    I have modified both. Thx.

  • The first word that came to mind was “WOW!”.

  • BearPup

    @David Roper: There is no politically correct label to use. In Vermont, we use the international symbol for access on our parking plates / cards (stylized wheelchair user). That says it all. Its a descriptive, not a label.

  • Mike

    @BearPup: Thanks. Personally, I’ve never liked the term “disabled,” but hard to know a term to describe a group of people with different disabilities (and there I go . . .).

  • BearPup

    @Mike: You said it. If you really need to refer to that group of people who use wheelchairs for mobility, then “wheelchair-using community” does it just fine. Its not a label, its a descriptive.

  • David Roper


    I think the words on license plates should reflect the politically correct phrase to use.

    I’m in SC and my plate says Handicapped I think. Never worried about it so long as I get to park right up front at the movies.
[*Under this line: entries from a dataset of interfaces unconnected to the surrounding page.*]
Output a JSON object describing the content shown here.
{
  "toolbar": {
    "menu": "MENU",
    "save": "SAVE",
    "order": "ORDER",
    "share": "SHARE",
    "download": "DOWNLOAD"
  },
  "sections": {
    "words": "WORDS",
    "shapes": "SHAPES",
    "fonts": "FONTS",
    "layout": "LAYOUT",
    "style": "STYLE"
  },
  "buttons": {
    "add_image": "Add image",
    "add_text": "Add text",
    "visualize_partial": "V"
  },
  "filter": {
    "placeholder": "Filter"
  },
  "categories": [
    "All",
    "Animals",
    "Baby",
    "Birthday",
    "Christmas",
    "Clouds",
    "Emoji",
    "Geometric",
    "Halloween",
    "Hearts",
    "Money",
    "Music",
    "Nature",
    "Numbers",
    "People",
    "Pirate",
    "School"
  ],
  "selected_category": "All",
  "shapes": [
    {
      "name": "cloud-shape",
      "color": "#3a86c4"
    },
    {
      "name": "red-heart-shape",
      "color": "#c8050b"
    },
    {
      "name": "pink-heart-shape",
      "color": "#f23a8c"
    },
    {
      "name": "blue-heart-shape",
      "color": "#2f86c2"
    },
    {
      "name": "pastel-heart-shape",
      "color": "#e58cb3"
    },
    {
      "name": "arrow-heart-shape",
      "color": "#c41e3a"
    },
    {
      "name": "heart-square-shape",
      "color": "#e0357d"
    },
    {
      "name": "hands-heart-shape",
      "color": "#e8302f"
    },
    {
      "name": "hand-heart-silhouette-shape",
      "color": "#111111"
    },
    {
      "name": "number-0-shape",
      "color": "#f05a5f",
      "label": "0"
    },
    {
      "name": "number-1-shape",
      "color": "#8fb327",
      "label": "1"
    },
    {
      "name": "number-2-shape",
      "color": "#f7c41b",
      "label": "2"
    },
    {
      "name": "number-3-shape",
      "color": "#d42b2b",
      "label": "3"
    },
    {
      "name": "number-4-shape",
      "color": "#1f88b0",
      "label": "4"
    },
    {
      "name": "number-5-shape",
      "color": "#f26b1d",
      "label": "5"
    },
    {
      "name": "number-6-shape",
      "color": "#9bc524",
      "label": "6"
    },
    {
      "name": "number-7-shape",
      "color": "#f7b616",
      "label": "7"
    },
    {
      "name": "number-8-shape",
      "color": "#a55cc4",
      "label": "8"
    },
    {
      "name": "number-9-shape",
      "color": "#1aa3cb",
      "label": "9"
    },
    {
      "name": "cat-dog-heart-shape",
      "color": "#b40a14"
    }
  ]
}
  • Mike

    @BearPup: Would you please help educate many of us: what easy-to-use phrase should be used, when referring to the wheelchair-using community?

  • David Roper

    As Johnny Eck in the old “Freaks” movie proved, somebody without the lower part of their torso can do anything they want to. This man made the picture better by keeping the wheelchair on, Fantastic photo. Fantastic man. I applaud him.

  • BearPup


    Keith: The whole point is that there is no terminology that is appropriate. I’m a regular person just like anybody else is. Or perhaps you wouldn’t mind being labeled as “slow” because you are (presumedly) a “walkie”, who travels at the very slow rate of 3 mph, whereas my 4 wheels propel me along at 7.5 mph. I don’t belong being labeled any more than you do. Your prejudice is showing.

  • Keith

    There are a lot of us who aren’t familiar with the “proper” terminology regarding people with disabilities, for a variety of reasons. That doesn’t mean there is any ill will present. Check your attitude…

  • BearPup

    As a chair user myself I find your use of the words “challenged” and “normal” very offensive. I’m as normal as anyone else irregardless of whether I use a wheelchair for mobility. Check your attitude at the door. My only challenge is other peoples’ attitude.